__What is needed__: For the records that follow, say how many lines have the word "Tinguá" in them. Write the number and nothing more.

__Material for this task__:
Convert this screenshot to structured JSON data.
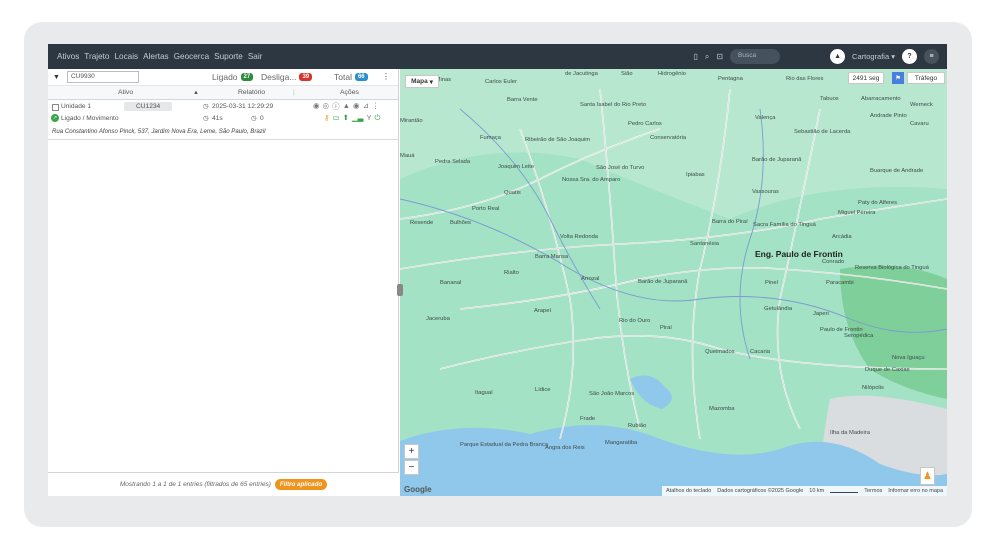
{
  "nav": [
    "Ativos",
    "Trajeto",
    "Locais",
    "Alertas",
    "Geocerca",
    "Suporte",
    "Sair"
  ],
  "header": {
    "search_placeholder": "Busca",
    "cartografia": "Cartografia",
    "cartografia_caret": "▾"
  },
  "filter": {
    "value": "CU9930",
    "ligado_label": "Ligado",
    "ligado_count": "27",
    "desligado_label": "Desliga...",
    "desligado_count": "39",
    "total_label": "Total",
    "total_count": "66",
    "colors": {
      "ligado": "#2e8b3e",
      "desligado": "#d9342b",
      "total": "#2a8fd0"
    }
  },
  "columns": {
    "ativo": "Ativo",
    "sort_icon": "▲",
    "relatorio": "Relatório",
    "acoes": "Ações"
  },
  "unit": {
    "name": "Unidade 1",
    "plate": "CU1234",
    "datetime": "2025-03-31 12:29:29",
    "status": "Ligado / Movimento",
    "duration": "41s",
    "idle": "0",
    "address": "Rua Constantino Afonso Pinck, 537, Jardim Nova Era, Leme, São Paulo, Brazil"
  },
  "footer": {
    "text": "Mostrando 1 a 1 de 1 entries (filtrados de 65 entries)",
    "filter_badge": "Filtro aplicado"
  },
  "map": {
    "type_button": "Mapa",
    "counter": "2491 seg",
    "traffic": "Tráfego",
    "zoom_in": "+",
    "zoom_out": "−",
    "google": "Google",
    "attribution": [
      "Atalhos do teclado",
      "Dados cartográficos ©2025 Google",
      "10 km",
      "Termos",
      "Informar erro no mapa"
    ],
    "places": [
      "Bocaina de Minas",
      "Carlos Euler",
      "de Jacutinga",
      "Sião",
      "Hidrogênio",
      "Pentagna",
      "Rio das Flores",
      "Tabuos",
      "Abarracamento",
      "Werneck",
      "Barra Vente",
      "Santa Isabel do Rio Preto",
      "Andrade Pinto",
      "Cavaru",
      "Mirantão",
      "Fumaça",
      "Ribeirão de São Joaquim",
      "Pedro Carlos",
      "Conservatória",
      "Valença",
      "Sebastião de Lacerda",
      "Mauá",
      "Pedra Selada",
      "Joaquim Leite",
      "São José do Turvo",
      "Barão de Juparanã",
      "Nossa Sra. do Amparo",
      "Ipiabas",
      "Buarque de Andrade",
      "Quatis",
      "Vassouras",
      "Porto Real",
      "Paty do Alferes",
      "Resende",
      "Bulhões",
      "Barra do Piraí",
      "Sacra Família do Tinguá",
      "Miguel Pereira",
      "Volta Redonda",
      "Santanésia",
      "Arcádia",
      "Barra Mansa",
      "Eng. Paulo de Frontin",
      "Conrado",
      "Rialto",
      "Arrozal",
      "Reserva Biológica do Tinguá",
      "Bananal",
      "Barão de Juparanã",
      "Pinel",
      "Paracambi",
      "Jaceruba",
      "Arapeí",
      "Getulândia",
      "Japeri",
      "Rio do Ouro",
      "Piraí",
      "Paulo de Frontin",
      "Queimados",
      "Cacaria",
      "Seropédica",
      "Nova Iguaçu",
      "Duque de Caxias",
      "Nilópolis",
      "São João Marcos",
      "Lídice",
      "Mazomba",
      "Itaguaí",
      "Rubião",
      "Ilha da Madeira",
      "Parque Estadual da Pedra Branca",
      "Angra dos Reis",
      "Mangaratiba",
      "Frade",
      "Ribeira"
    ]
  }
}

__Solution to this exercise__: 2